Here’s part of the issue. Billing has gotten a lot more complicated. The county used to treat mainly two types of patients: the uninsured and those on Medicaid, the government health insurance program for the poor and disabled. So the county largely just billed the state.
But Illinois Gov. Bruce Rauner has largely privatized Medicaid, so private insurers are covering more of the program’s enrollees. This expands the number of insurers hospitals need to bill. The county health system is one of these insurers, too. Its Medicaid plan is called CountyCare.
In March, Cook County Inspector General Patrick Blanchard blamed deficiencies at the health system for why insurers denied at least $175 million in claims in 2016 and 2017. The health system didn’t register or schedule patients properly nor code claims submitted to insurers correctly, Blanchard found.
Shannon, the county health system chief, disputed some of the findings and said the health system was forced to change rapidly, while other hospitals have been billing multiple insurers for years. And no hospital collects all the money it’s owed. Private Medicaid insurers denying claims is a national problem, Shannon said.
“I think they do it because in their business model, they find that it works,” Shannon said.
In other words, it saves insurers money.
But his team would not say which insurers refuse to pay and how much money they’re holding back. Instead, health system spokeswoman Caryn Stancik provided a chart showing that the issue is improving. From December 2017 to June, the amount of initial claims insurers denied peaked at 42 percent and declined to a low of 22 percent.
Stancik also would not provide details on which providers the health system’s CountyCare insurance plan denies and how much money that amounts to.
County health system leaders point out that even patients with private insurance can’t afford it, contributing to the increasing pile of unpaid bills.

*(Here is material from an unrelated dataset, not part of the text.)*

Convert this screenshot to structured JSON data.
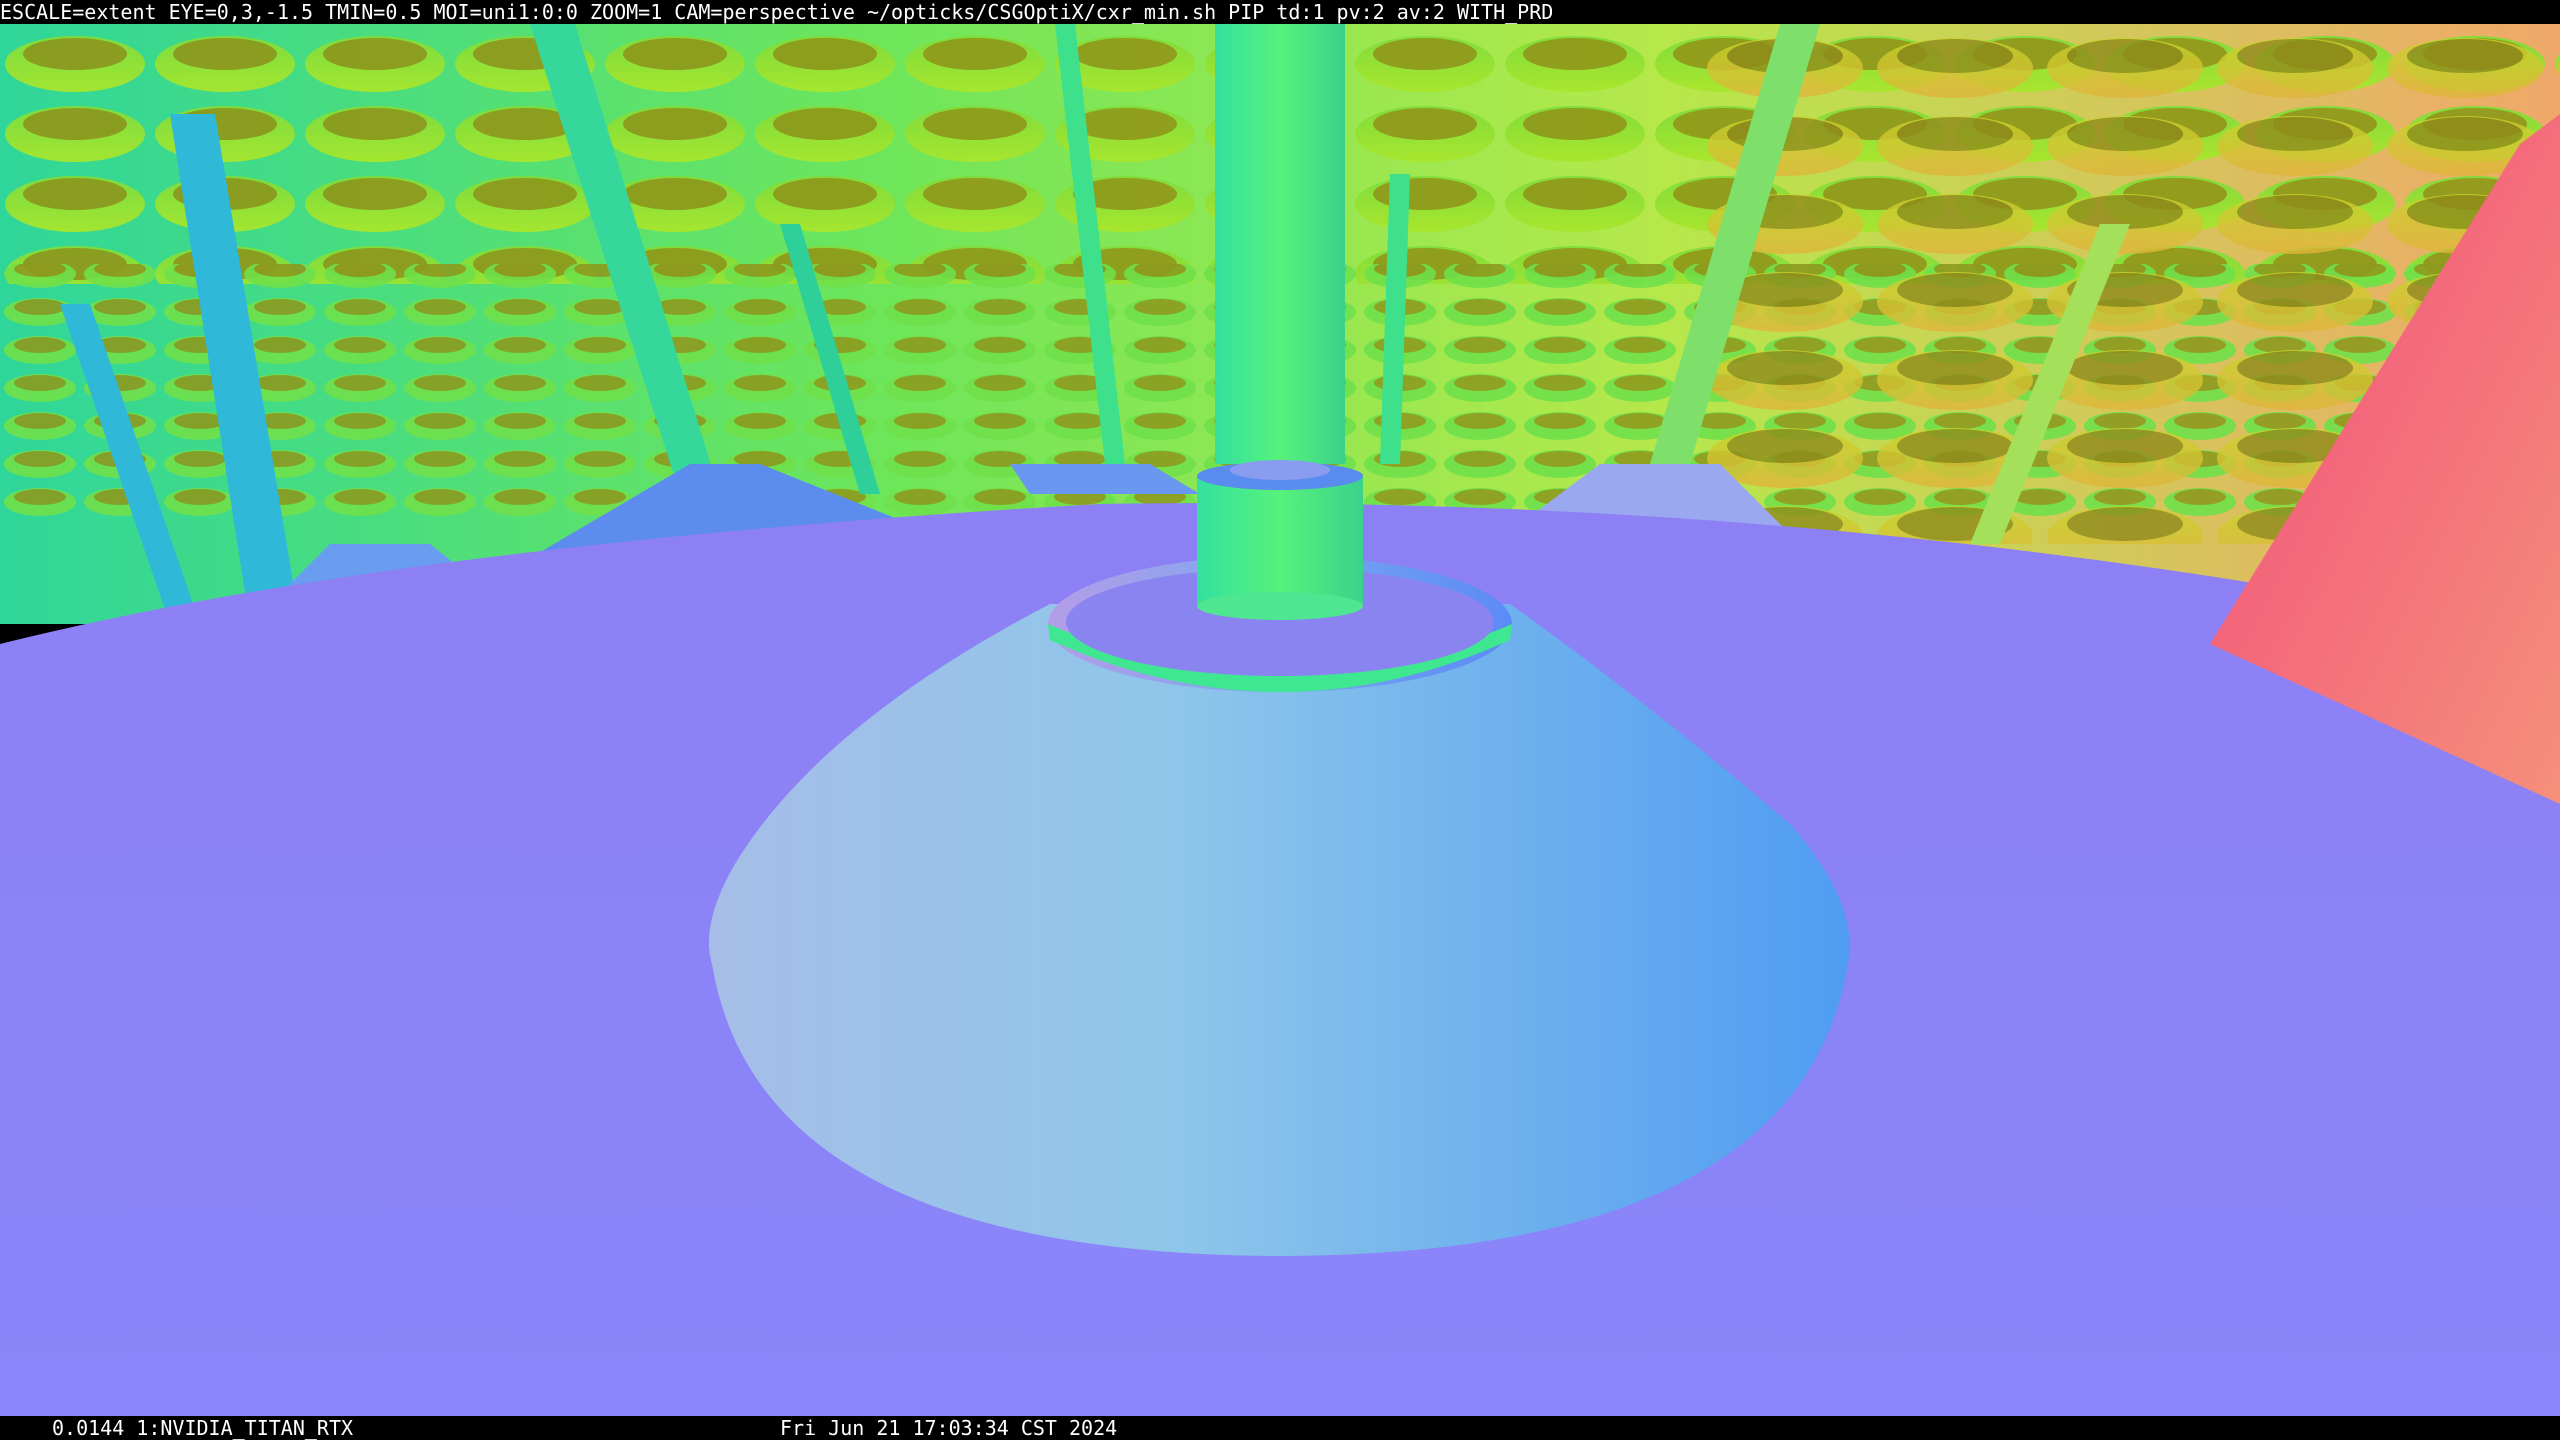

People who bought plans on the public health insurance exchanges born out of the ACA face steep deductibles they must pay before their insurers start to share the cost of their medical care.
The county health system has at least 70 patients who bought exchange plans, but need help paying their medical bills, Stancik said. So the health system bills their insurance, then helps the patients pay the rest based on their income.
“There’s no such thing as free care,” said Rachel Garfield, a senior researcher at the Kaiser Family Foundation, a nonprofit that tracks Medicaid and health reform. “The hospital has to figure out a way to cover that cost.”
At the county health system, patients could wait longer to see a doctor or even get turned away if other hospitals don’t take on more uninsured patients. Shannon said his doctors can’t provide an infinite amount of care for free.
He could ask county commissioners for more money. But Laurence Msall, president of the Civic Federation, a local watchdog on government finances, harkened back to a disastrous tax on sugary drinks last year that drew so much ire from taxpayers that county commissioners repealed it.
Msall then rattled off a litany of other tax increases to pay for everything from pensions to schools. “Throughout Cook County and Illinois, there is tax fatigue,” he said.
Villalobos, the uninsured Cicero resident who had a tough time finding a hospital to treat her cancer, hopes county leaders understand how important their health system is. She said she doesn’t have a backup plan if Stroger makes it harder for her to get care.
“The medical expenses are very high,” Villalobos said. “I don’t have the financial stability to pay for my treatments. If Stroger didn’t offer the services that it offers, I think that not just me, but many, many more people could be affected here in the community.”
Adriana Cardona-Maguigad contributed.
Kristen Schorsch covers Cook County politics for WBEZ. Follow her @kschorsch.